Records from a data source:
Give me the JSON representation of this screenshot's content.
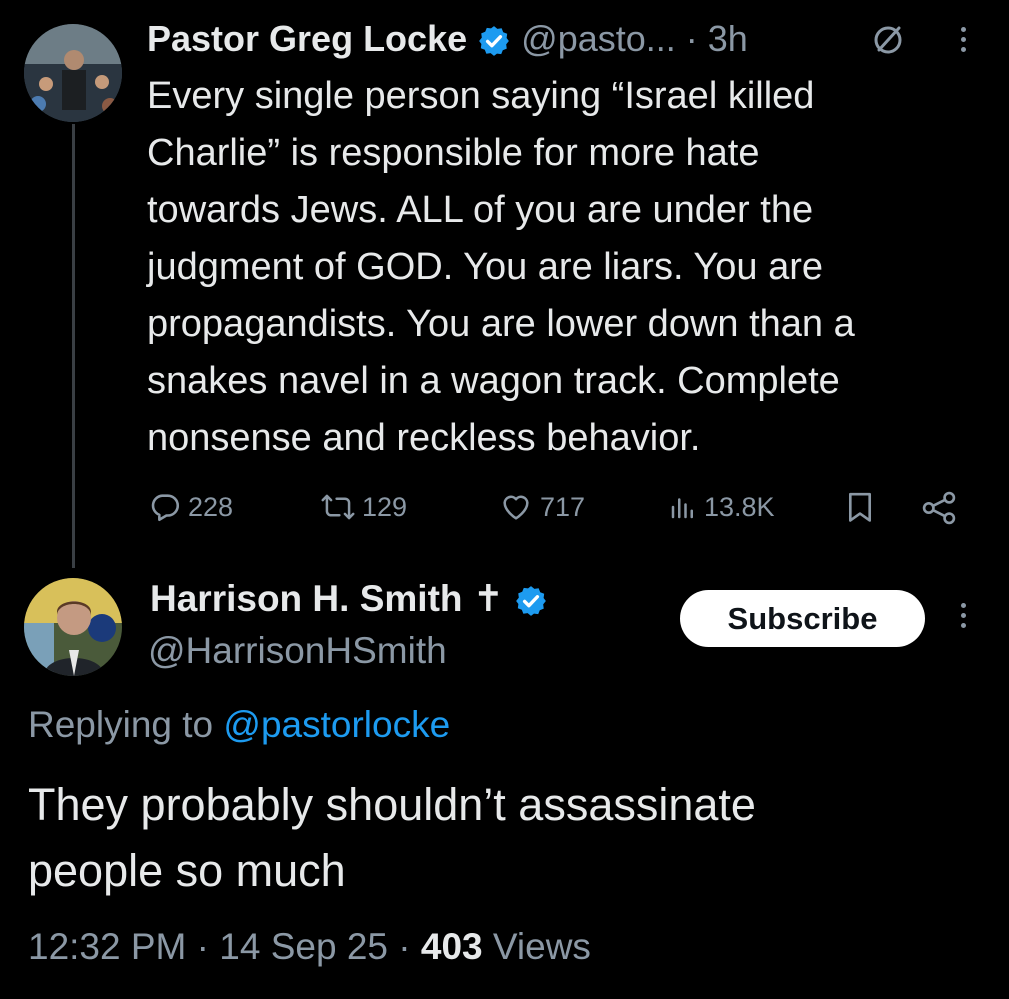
{
  "tweet": {
    "author_name": "Pastor Greg Locke",
    "author_handle": "@pasto...",
    "time": "· 3h",
    "body_lines": [
      "Every single person saying “Israel killed",
      "Charlie” is responsible for more hate",
      "towards Jews. ALL of you are under the",
      "judgment of GOD. You are liars. You are",
      "propagandists. You are lower down than a",
      "snakes navel in a wagon track. Complete",
      "nonsense and reckless behavior."
    ],
    "replies": "228",
    "reposts": "129",
    "likes": "717",
    "views": "13.8K"
  },
  "reply": {
    "author_name": "Harrison H. Smith",
    "author_suffix": "✝",
    "author_handle": "@HarrisonHSmith",
    "subscribe_label": "Subscribe",
    "replying_prefix": "Replying to",
    "replying_handle": "@pastorlocke",
    "body_lines": [
      "They probably shouldn’t assassinate",
      "people so much"
    ],
    "time": "12:32 PM",
    "date": "14 Sep 25",
    "sep": "·",
    "views_count": "403",
    "views_label": "Views"
  },
  "colors": {
    "background": "#000000",
    "text": "#e7e9ea",
    "muted": "#8b98a5",
    "link": "#1d9bf0",
    "verified": "#1d9bf0"
  }
}
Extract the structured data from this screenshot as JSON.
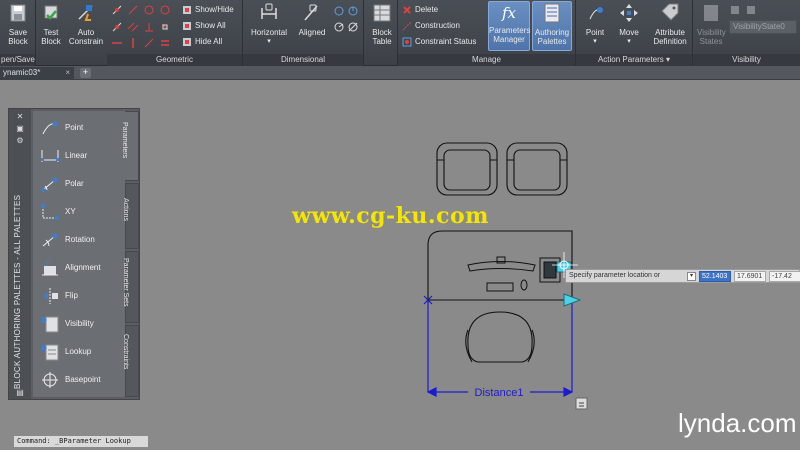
{
  "ribbon": {
    "panels": {
      "open_save": "pen/Save",
      "geometric": "Geometric",
      "dimensional": "Dimensional",
      "manage": "Manage",
      "action_parameters": "Action Parameters",
      "visibility": "Visibility"
    },
    "buttons": {
      "save_block": "Save Block",
      "test_block": "Test Block",
      "auto_constrain": "Auto Constrain",
      "show_hide": "Show/Hide",
      "show_all": "Show All",
      "hide_all": "Hide All",
      "horizontal": "Horizontal",
      "aligned": "Aligned",
      "block_table": "Block Table",
      "delete": "Delete",
      "construction": "Construction",
      "constraint_status": "Constraint Status",
      "parameters_manager": "Parameters Manager",
      "authoring_palettes": "Authoring Palettes",
      "point": "Point",
      "move": "Move",
      "attribute_definition": "Attribute Definition",
      "visibility_states": "Visibility States",
      "visibility_state_value": "VisibilityState0"
    }
  },
  "tabs": {
    "document": "ynamic03*",
    "close": "×",
    "add": "+"
  },
  "palette": {
    "title": "BLOCK AUTHORING PALETTES - ALL PALETTES",
    "items": [
      "Point",
      "Linear",
      "Polar",
      "XY",
      "Rotation",
      "Alignment",
      "Flip",
      "Visibility",
      "Lookup",
      "Basepoint"
    ],
    "tabs": [
      "Parameters",
      "Actions",
      "Parameter Sets",
      "Constraints"
    ]
  },
  "drawing": {
    "dimension_label": "Distance1",
    "prompt": "Specify parameter location or",
    "coord1": "52.1403",
    "coord2": "17.6901",
    "coord3": "-17.42"
  },
  "command_line": "Command: _BParameter Lookup",
  "watermark": "www.cg-ku.com",
  "brand": "lynda.com",
  "colors": {
    "ribbon_bg": "#3d4147",
    "canvas_bg": "#8a8a8a",
    "dimension_blue": "#1c1ccc",
    "grip_cyan": "#4fd0e6",
    "watermark_yellow": "#f5e600"
  }
}
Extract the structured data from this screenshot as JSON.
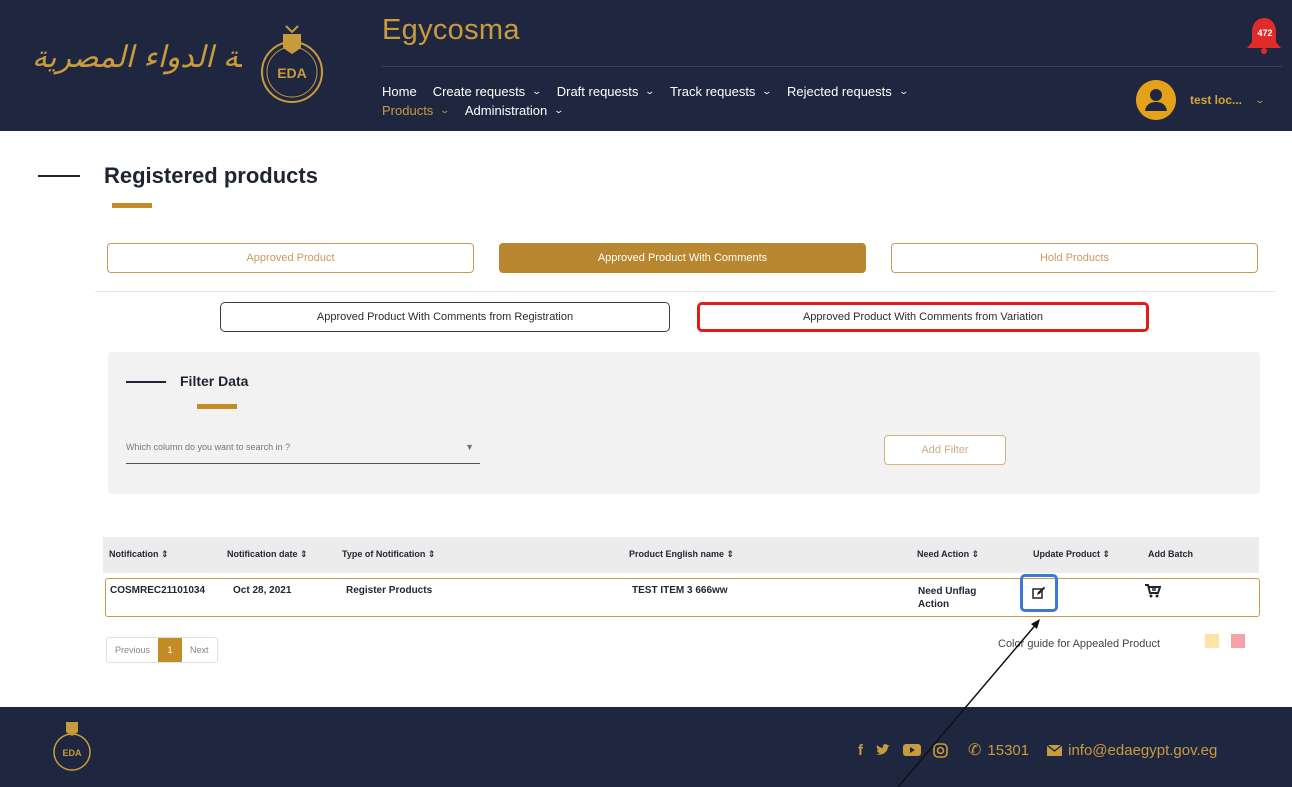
{
  "header": {
    "arabic_logo_text": "هيئة الدواء المصرية",
    "app_title": "Egycosma",
    "notification_count": "472",
    "user_name": "test loc...",
    "nav_row1": [
      {
        "label": "Home"
      },
      {
        "label": "Create requests"
      },
      {
        "label": "Draft requests"
      },
      {
        "label": "Track requests"
      },
      {
        "label": "Rejected requests"
      }
    ],
    "nav_row2": [
      {
        "label": "Products"
      },
      {
        "label": "Administration"
      }
    ]
  },
  "page": {
    "title": "Registered products"
  },
  "tabs": [
    {
      "label": "Approved Product"
    },
    {
      "label": "Approved Product With Comments"
    },
    {
      "label": "Hold Products"
    }
  ],
  "subtabs": [
    {
      "label": "Approved Product With Comments from Registration"
    },
    {
      "label": "Approved Product With Comments from Variation"
    }
  ],
  "filter": {
    "title": "Filter Data",
    "select_placeholder": "Which column do you want to search in ?",
    "add_filter_label": "Add Filter"
  },
  "table": {
    "columns": [
      "Notification ⇕",
      "Notification date ⇕",
      "Type of Notification ⇕",
      "Product English name ⇕",
      "Need Action ⇕",
      "Update Product ⇕",
      "Add Batch"
    ],
    "rows": [
      {
        "notification": "COSMREC21101034",
        "date": "Oct 28, 2021",
        "type": "Register Products",
        "product_name": "TEST ITEM 3 666ww",
        "need_action": "Need Unflag Action"
      }
    ]
  },
  "pagination": {
    "previous": "Previous",
    "current": "1",
    "next": "Next"
  },
  "color_guide": {
    "label": "Color guide for Appealed Product",
    "colors": [
      "#fde3a7",
      "#f5a3a8"
    ]
  },
  "footer": {
    "phone": "15301",
    "email": "info@edaegypt.gov.eg"
  },
  "colors": {
    "navy": "#1f2740",
    "gold": "#c89b3c",
    "highlight_red": "#e21b1b",
    "highlight_blue": "#3b7ad0"
  }
}
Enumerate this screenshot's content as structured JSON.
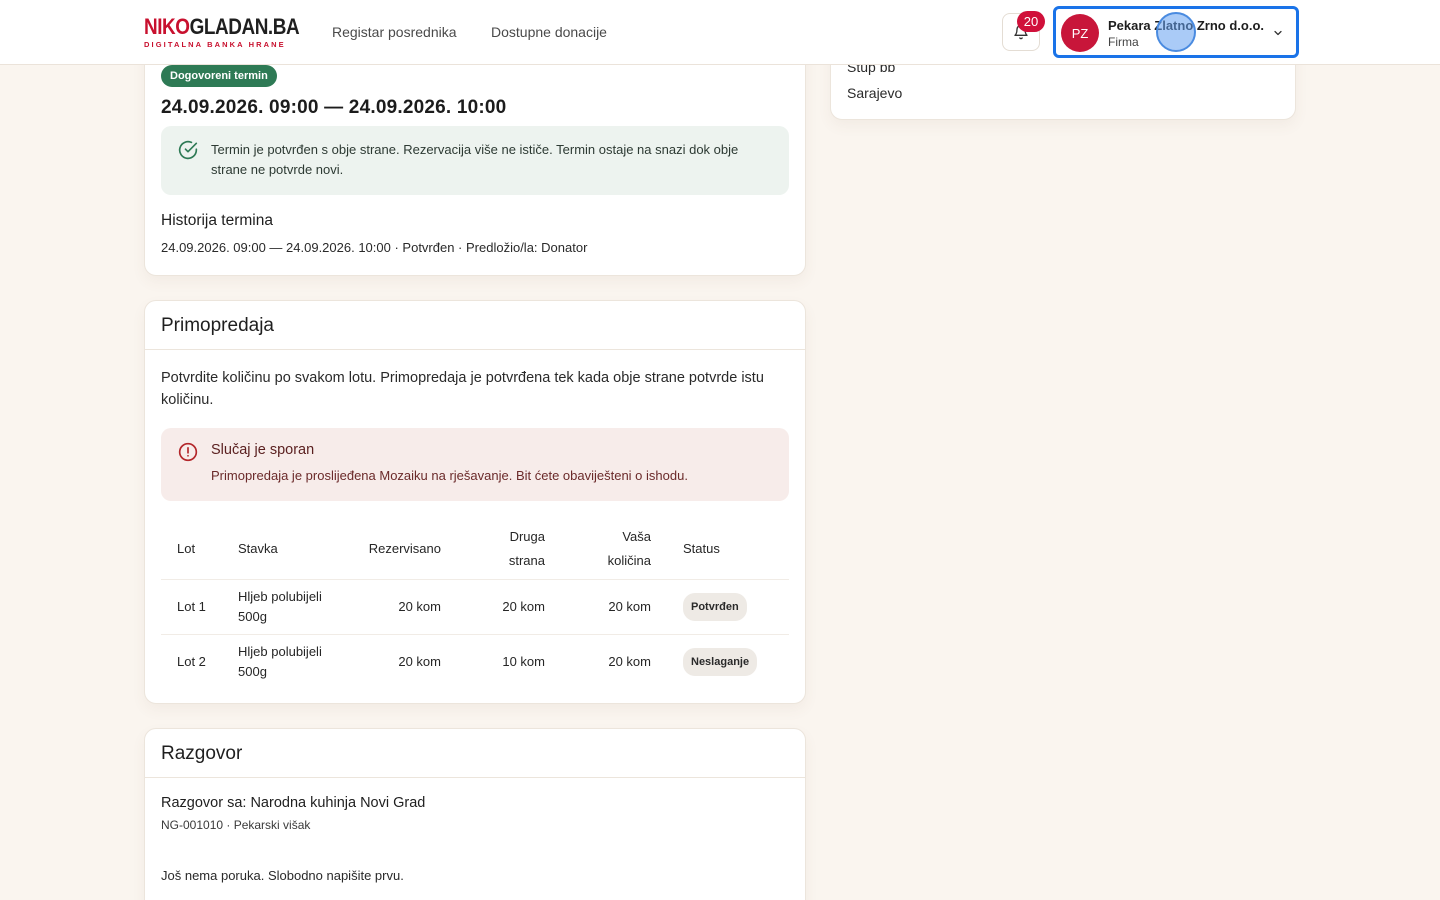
{
  "header": {
    "logo_part1": "NIKO",
    "logo_part2": "GLADAN.BA",
    "logo_tagline": "DIGITALNA BANKA HRANE",
    "nav": [
      {
        "label": "Registar posrednika"
      },
      {
        "label": "Dostupne donacije"
      }
    ],
    "notifications_count": "20",
    "user": {
      "initials": "PZ",
      "name": "Pekara Zlatno Zrno d.o.o.",
      "role": "Firma"
    }
  },
  "address_card": {
    "street": "Stup bb",
    "city": "Sarajevo"
  },
  "term_card": {
    "status_pill": "Dogovoreni termin",
    "title": "24.09.2026. 09:00 — 24.09.2026. 10:00",
    "notice": "Termin je potvrđen s obje strane. Rezervacija više ne ističe. Termin ostaje na snazi dok obje strane ne potvrde novi.",
    "history_title": "Historija termina",
    "history_entry": "24.09.2026. 09:00 — 24.09.2026. 10:00 · Potvrđen · Predložio/la: Donator"
  },
  "handover_card": {
    "title": "Primopredaja",
    "intro": "Potvrdite količinu po svakom lotu. Primopredaja je potvrđena tek kada obje strane potvrde istu količinu.",
    "alert_title": "Slučaj je sporan",
    "alert_text": "Primopredaja je proslijeđena Mozaiku na rješavanje. Bit ćete obaviješteni o ishodu.",
    "columns": {
      "lot": "Lot",
      "item": "Stavka",
      "reserved": "Rezervisano",
      "other_party": "Druga strana",
      "yours": "Vaša količina",
      "status": "Status"
    },
    "rows": [
      {
        "lot": "Lot 1",
        "item": "Hljeb polubijeli 500g",
        "reserved": "20 kom",
        "other_party": "20 kom",
        "yours": "20 kom",
        "status": "Potvrđen"
      },
      {
        "lot": "Lot 2",
        "item": "Hljeb polubijeli 500g",
        "reserved": "20 kom",
        "other_party": "10 kom",
        "yours": "20 kom",
        "status": "Neslaganje"
      }
    ]
  },
  "conversation_card": {
    "title": "Razgovor",
    "with": "Razgovor sa: Narodna kuhinja Novi Grad",
    "meta": "NG-001010 · Pekarski višak",
    "empty": "Još nema poruka. Slobodno napišite prvu."
  },
  "colors": {
    "brand_red": "#c8102e",
    "accent_green": "#2e7a55",
    "focus_blue": "#1a73e8",
    "page_bg": "#faf5ef"
  }
}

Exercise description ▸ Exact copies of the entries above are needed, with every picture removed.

Finished exercise ▸
Give me the JSON representation of this screenshot's content.
{
  "tweet": {
    "author_name": "Pastor Greg Locke",
    "author_handle": "@pasto...",
    "time": "· 3h",
    "body_lines": [
      "Every single person saying “Israel killed",
      "Charlie” is responsible for more hate",
      "towards Jews. ALL of you are under the",
      "judgment of GOD. You are liars. You are",
      "propagandists. You are lower down than a",
      "snakes navel in a wagon track. Complete",
      "nonsense and reckless behavior."
    ],
    "replies": "228",
    "reposts": "129",
    "likes": "717",
    "views": "13.8K"
  },
  "reply": {
    "author_name": "Harrison H. Smith",
    "author_suffix": "✝",
    "author_handle": "@HarrisonHSmith",
    "subscribe_label": "Subscribe",
    "replying_prefix": "Replying to",
    "replying_handle": "@pastorlocke",
    "body_lines": [
      "They probably shouldn’t assassinate",
      "people so much"
    ],
    "time": "12:32 PM",
    "date": "14 Sep 25",
    "sep": "·",
    "views_count": "403",
    "views_label": "Views"
  },
  "colors": {
    "background": "#000000",
    "text": "#e7e9ea",
    "muted": "#8b98a5",
    "link": "#1d9bf0",
    "verified": "#1d9bf0"
  }
}
Extract the structured data from this screenshot as JSON.
{
  "ribbon": {
    "panels": {
      "open_save": "pen/Save",
      "geometric": "Geometric",
      "dimensional": "Dimensional",
      "manage": "Manage",
      "action_parameters": "Action Parameters",
      "visibility": "Visibility"
    },
    "buttons": {
      "save_block": "Save Block",
      "test_block": "Test Block",
      "auto_constrain": "Auto Constrain",
      "show_hide": "Show/Hide",
      "show_all": "Show All",
      "hide_all": "Hide All",
      "horizontal": "Horizontal",
      "aligned": "Aligned",
      "block_table": "Block Table",
      "delete": "Delete",
      "construction": "Construction",
      "constraint_status": "Constraint Status",
      "parameters_manager": "Parameters Manager",
      "authoring_palettes": "Authoring Palettes",
      "point": "Point",
      "move": "Move",
      "attribute_definition": "Attribute Definition",
      "visibility_states": "Visibility States",
      "visibility_state_value": "VisibilityState0"
    }
  },
  "tabs": {
    "document": "ynamic03*",
    "close": "×",
    "add": "+"
  },
  "palette": {
    "title": "BLOCK AUTHORING PALETTES - ALL PALETTES",
    "items": [
      "Point",
      "Linear",
      "Polar",
      "XY",
      "Rotation",
      "Alignment",
      "Flip",
      "Visibility",
      "Lookup",
      "Basepoint"
    ],
    "tabs": [
      "Parameters",
      "Actions",
      "Parameter Sets",
      "Constraints"
    ]
  },
  "drawing": {
    "dimension_label": "Distance1",
    "prompt": "Specify parameter location or",
    "coord1": "52.1403",
    "coord2": "17.6901",
    "coord3": "-17.42"
  },
  "command_line": "Command: _BParameter Lookup",
  "watermark": "www.cg-ku.com",
  "brand": "lynda.com",
  "colors": {
    "ribbon_bg": "#3d4147",
    "canvas_bg": "#8a8a8a",
    "dimension_blue": "#1c1ccc",
    "grip_cyan": "#4fd0e6",
    "watermark_yellow": "#f5e600"
  }
}
Extract the structured data from this screenshot as JSON.
{
  "header": {
    "arabic_logo_text": "هيئة الدواء المصرية",
    "app_title": "Egycosma",
    "notification_count": "472",
    "user_name": "test loc...",
    "nav_row1": [
      {
        "label": "Home"
      },
      {
        "label": "Create requests"
      },
      {
        "label": "Draft requests"
      },
      {
        "label": "Track requests"
      },
      {
        "label": "Rejected requests"
      }
    ],
    "nav_row2": [
      {
        "label": "Products"
      },
      {
        "label": "Administration"
      }
    ]
  },
  "page": {
    "title": "Registered products"
  },
  "tabs": [
    {
      "label": "Approved Product"
    },
    {
      "label": "Approved Product With Comments"
    },
    {
      "label": "Hold Products"
    }
  ],
  "subtabs": [
    {
      "label": "Approved Product With Comments from Registration"
    },
    {
      "label": "Approved Product With Comments from Variation"
    }
  ],
  "filter": {
    "title": "Filter Data",
    "select_placeholder": "Which column do you want to search in ?",
    "add_filter_label": "Add Filter"
  },
  "table": {
    "columns": [
      "Notification ⇕",
      "Notification date ⇕",
      "Type of Notification ⇕",
      "Product English name ⇕",
      "Need Action ⇕",
      "Update Product ⇕",
      "Add Batch"
    ],
    "rows": [
      {
        "notification": "COSMREC21101034",
        "date": "Oct 28, 2021",
        "type": "Register Products",
        "product_name": "TEST ITEM 3 666ww",
        "need_action": "Need Unflag Action"
      }
    ]
  },
  "pagination": {
    "previous": "Previous",
    "current": "1",
    "next": "Next"
  },
  "color_guide": {
    "label": "Color guide for Appealed Product",
    "colors": [
      "#fde3a7",
      "#f5a3a8"
    ]
  },
  "footer": {
    "phone": "15301",
    "email": "info@edaegypt.gov.eg"
  },
  "colors": {
    "navy": "#1f2740",
    "gold": "#c89b3c",
    "highlight_red": "#e21b1b",
    "highlight_blue": "#3b7ad0"
  }
}
Enumerate this screenshot's content as structured JSON.
{
  "header": {
    "logo_part1": "NIKO",
    "logo_part2": "GLADAN.BA",
    "logo_tagline": "DIGITALNA BANKA HRANE",
    "nav": [
      {
        "label": "Registar posrednika"
      },
      {
        "label": "Dostupne donacije"
      }
    ],
    "notifications_count": "20",
    "user": {
      "initials": "PZ",
      "name": "Pekara Zlatno Zrno d.o.o.",
      "role": "Firma"
    }
  },
  "address_card": {
    "street": "Stup bb",
    "city": "Sarajevo"
  },
  "term_card": {
    "status_pill": "Dogovoreni termin",
    "title": "24.09.2026. 09:00 — 24.09.2026. 10:00",
    "notice": "Termin je potvrđen s obje strane. Rezervacija više ne ističe. Termin ostaje na snazi dok obje strane ne potvrde novi.",
    "history_title": "Historija termina",
    "history_entry": "24.09.2026. 09:00 — 24.09.2026. 10:00 · Potvrđen · Predložio/la: Donator"
  },
  "handover_card": {
    "title": "Primopredaja",
    "intro": "Potvrdite količinu po svakom lotu. Primopredaja je potvrđena tek kada obje strane potvrde istu količinu.",
    "alert_title": "Slučaj je sporan",
    "alert_text": "Primopredaja je proslijeđena Mozaiku na rješavanje. Bit ćete obaviješteni o ishodu.",
    "columns": {
      "lot": "Lot",
      "item": "Stavka",
      "reserved": "Rezervisano",
      "other_party": "Druga strana",
      "yours": "Vaša količina",
      "status": "Status"
    },
    "rows": [
      {
        "lot": "Lot 1",
        "item": "Hljeb polubijeli 500g",
        "reserved": "20 kom",
        "other_party": "20 kom",
        "yours": "20 kom",
        "status": "Potvrđen"
      },
      {
        "lot": "Lot 2",
        "item": "Hljeb polubijeli 500g",
        "reserved": "20 kom",
        "other_party": "10 kom",
        "yours": "20 kom",
        "status": "Neslaganje"
      }
    ]
  },
  "conversation_card": {
    "title": "Razgovor",
    "with": "Razgovor sa: Narodna kuhinja Novi Grad",
    "meta": "NG-001010 · Pekarski višak",
    "empty": "Još nema poruka. Slobodno napišite prvu."
  },
  "colors": {
    "brand_red": "#c8102e",
    "accent_green": "#2e7a55",
    "focus_blue": "#1a73e8",
    "page_bg": "#faf5ef"
  }
}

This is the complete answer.